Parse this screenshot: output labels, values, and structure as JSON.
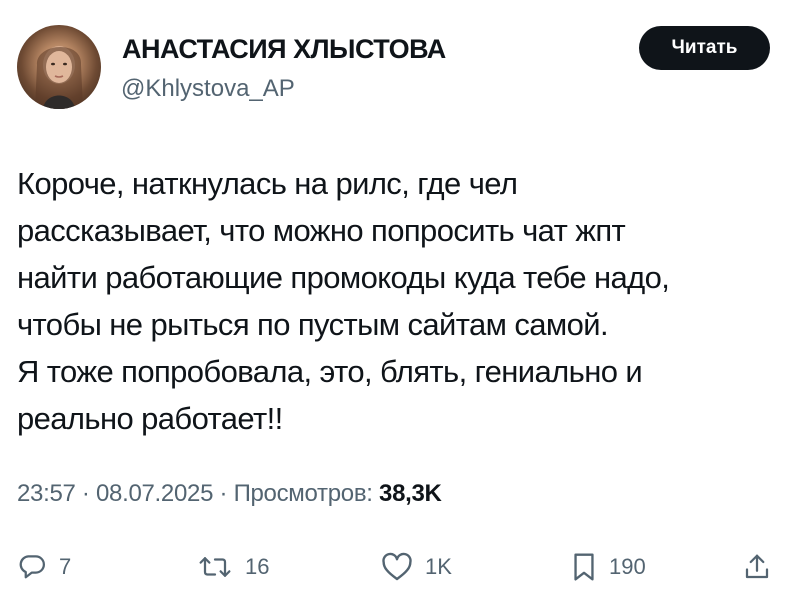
{
  "author": {
    "display_name": "АНАСТАСИЯ ХЛЫСТОВА",
    "handle": "@Khlystova_AP"
  },
  "follow_button": {
    "label": "Читать"
  },
  "tweet": {
    "lines": [
      "Короче, наткнулась на рилс, где чел",
      "рассказывает, что можно попросить чат жпт",
      "найти работающие промокоды куда тебе надо,",
      "чтобы не рыться по пустым сайтам самой.",
      "Я тоже попробовала, это, блять, гениально и",
      "реально работает!!"
    ]
  },
  "meta": {
    "time": "23:57",
    "separator": " · ",
    "date": "08.07.2025",
    "views_label": "Просмотров:",
    "views_count": "38,3K"
  },
  "actions": {
    "replies": "7",
    "retweets": "16",
    "likes": "1K",
    "bookmarks": "190"
  }
}
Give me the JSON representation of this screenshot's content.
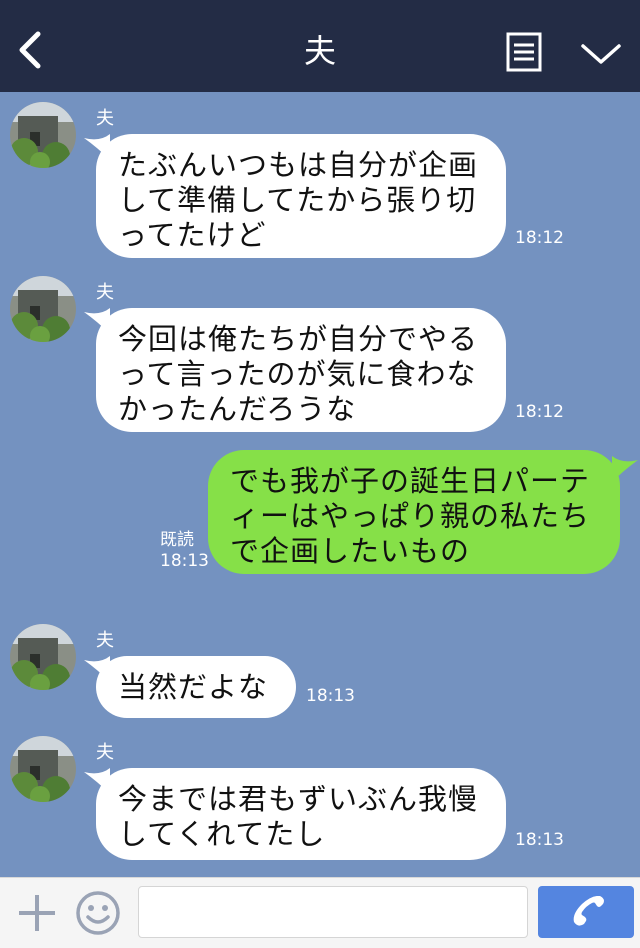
{
  "header": {
    "title": "夫"
  },
  "messages": [
    {
      "sender": "夫",
      "lines": [
        "たぶんいつもは自分が企画",
        "して準備してたから張り切",
        "ってたけど"
      ],
      "time": "18:12"
    },
    {
      "sender": "夫",
      "lines": [
        "今回は俺たちが自分でやる",
        "って言ったのが気に食わな",
        "かったんだろうな"
      ],
      "time": "18:12"
    },
    {
      "read": "既読",
      "lines": [
        "でも我が子の誕生日パーテ",
        "ィーはやっぱり親の私たち",
        "で企画したいもの"
      ],
      "time": "18:13"
    },
    {
      "sender": "夫",
      "lines": [
        "当然だよな"
      ],
      "time": "18:13"
    },
    {
      "sender": "夫",
      "lines": [
        "今までは君もずいぶん我慢",
        "してくれてたし"
      ],
      "time": "18:13"
    }
  ],
  "input": {
    "value": ""
  },
  "colors": {
    "header": "#232c45",
    "chat_bg": "#7492c0",
    "outgoing": "#86e048",
    "incoming": "#ffffff",
    "call": "#5485e0"
  },
  "icons": {
    "back": "back-icon",
    "menu": "menu-icon",
    "dropdown": "chevron-down-icon",
    "plus": "plus-icon",
    "emoji": "smile-icon",
    "call": "phone-icon"
  }
}
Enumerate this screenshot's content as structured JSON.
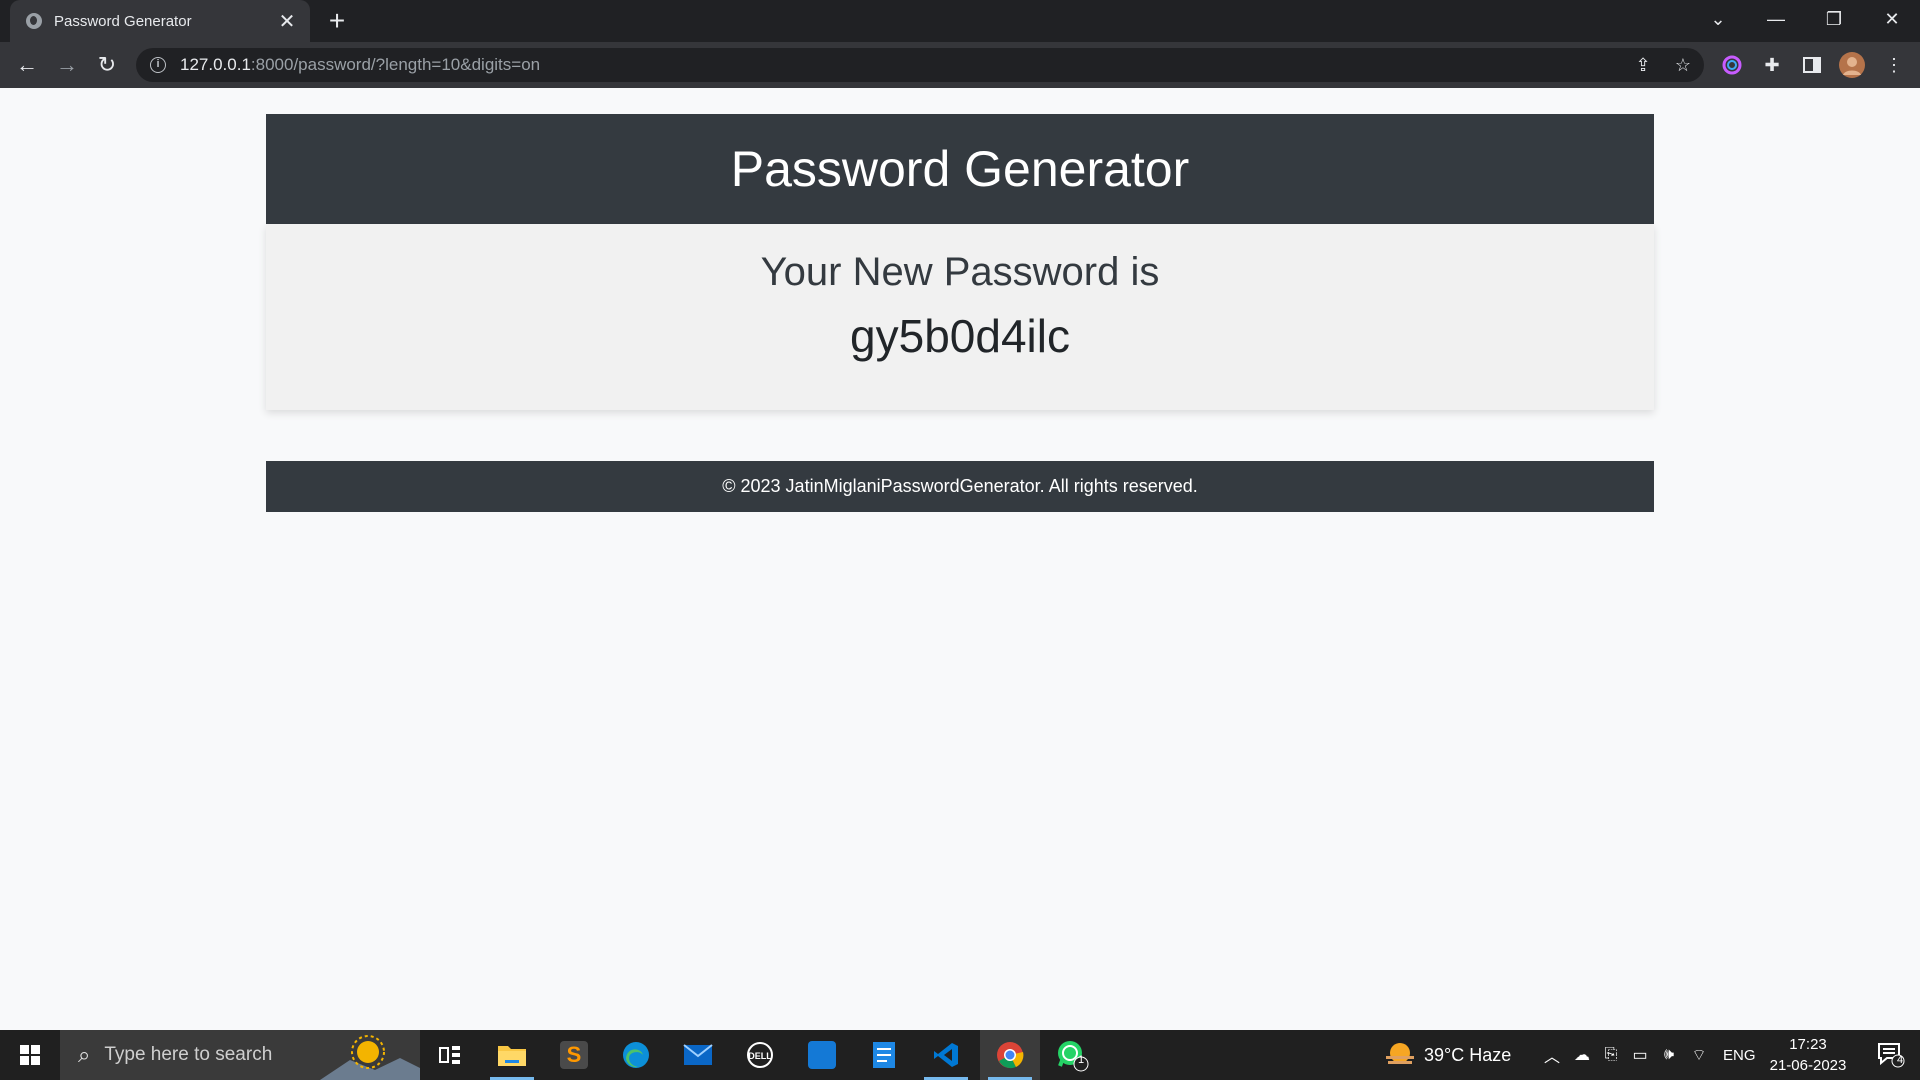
{
  "browser": {
    "tab_title": "Password Generator",
    "tab_close": "✕",
    "new_tab": "+",
    "url_host": "127.0.0.1",
    "url_rest": ":8000/password/?length=10&digits=on"
  },
  "page": {
    "header_title": "Password Generator",
    "subtitle": "Your New Password is",
    "password": "gy5b0d4ilc",
    "footer": "© 2023 JatinMiglaniPasswordGenerator. All rights reserved."
  },
  "taskbar": {
    "search_placeholder": "Type here to search",
    "weather": "39°C  Haze",
    "language": "ENG",
    "time": "17:23",
    "date": "21-06-2023",
    "whatsapp_badge": "1",
    "notification_count": "4"
  },
  "colors": {
    "header_bg": "#343a40",
    "card_bg": "#f1f1f1",
    "page_bg": "#f8f9fa",
    "vscode": "#0078d4",
    "edge": "#0c8fd8",
    "whatsapp": "#25d366",
    "sublime": "#ff9800"
  }
}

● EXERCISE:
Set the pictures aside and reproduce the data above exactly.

● TASK RESULT:
Parse this screenshot: output labels, values, and structure as JSON.
{
  "author": {
    "display_name": "АНАСТАСИЯ ХЛЫСТОВА",
    "handle": "@Khlystova_AP"
  },
  "follow_button": {
    "label": "Читать"
  },
  "tweet": {
    "lines": [
      "Короче, наткнулась на рилс, где чел",
      "рассказывает, что можно попросить чат жпт",
      "найти работающие промокоды куда тебе надо,",
      "чтобы не рыться по пустым сайтам самой.",
      "Я тоже попробовала, это, блять, гениально и",
      "реально работает!!"
    ]
  },
  "meta": {
    "time": "23:57",
    "separator": " · ",
    "date": "08.07.2025",
    "views_label": "Просмотров:",
    "views_count": "38,3K"
  },
  "actions": {
    "replies": "7",
    "retweets": "16",
    "likes": "1K",
    "bookmarks": "190"
  }
}
Give me the JSON representation of this screenshot's content.
{
  "header": {
    "title": "夫"
  },
  "messages": [
    {
      "sender": "夫",
      "lines": [
        "たぶんいつもは自分が企画",
        "して準備してたから張り切",
        "ってたけど"
      ],
      "time": "18:12"
    },
    {
      "sender": "夫",
      "lines": [
        "今回は俺たちが自分でやる",
        "って言ったのが気に食わな",
        "かったんだろうな"
      ],
      "time": "18:12"
    },
    {
      "read": "既読",
      "lines": [
        "でも我が子の誕生日パーテ",
        "ィーはやっぱり親の私たち",
        "で企画したいもの"
      ],
      "time": "18:13"
    },
    {
      "sender": "夫",
      "lines": [
        "当然だよな"
      ],
      "time": "18:13"
    },
    {
      "sender": "夫",
      "lines": [
        "今までは君もずいぶん我慢",
        "してくれてたし"
      ],
      "time": "18:13"
    }
  ],
  "input": {
    "value": ""
  },
  "colors": {
    "header": "#232c45",
    "chat_bg": "#7492c0",
    "outgoing": "#86e048",
    "incoming": "#ffffff",
    "call": "#5485e0"
  },
  "icons": {
    "back": "back-icon",
    "menu": "menu-icon",
    "dropdown": "chevron-down-icon",
    "plus": "plus-icon",
    "emoji": "smile-icon",
    "call": "phone-icon"
  }
}
Enumerate this screenshot's content as structured JSON.
{
  "browser": {
    "tab_title": "Password Generator",
    "tab_close": "✕",
    "new_tab": "+",
    "url_host": "127.0.0.1",
    "url_rest": ":8000/password/?length=10&digits=on"
  },
  "page": {
    "header_title": "Password Generator",
    "subtitle": "Your New Password is",
    "password": "gy5b0d4ilc",
    "footer": "© 2023 JatinMiglaniPasswordGenerator. All rights reserved."
  },
  "taskbar": {
    "search_placeholder": "Type here to search",
    "weather": "39°C  Haze",
    "language": "ENG",
    "time": "17:23",
    "date": "21-06-2023",
    "whatsapp_badge": "1",
    "notification_count": "4"
  },
  "colors": {
    "header_bg": "#343a40",
    "card_bg": "#f1f1f1",
    "page_bg": "#f8f9fa",
    "vscode": "#0078d4",
    "edge": "#0c8fd8",
    "whatsapp": "#25d366",
    "sublime": "#ff9800"
  }
}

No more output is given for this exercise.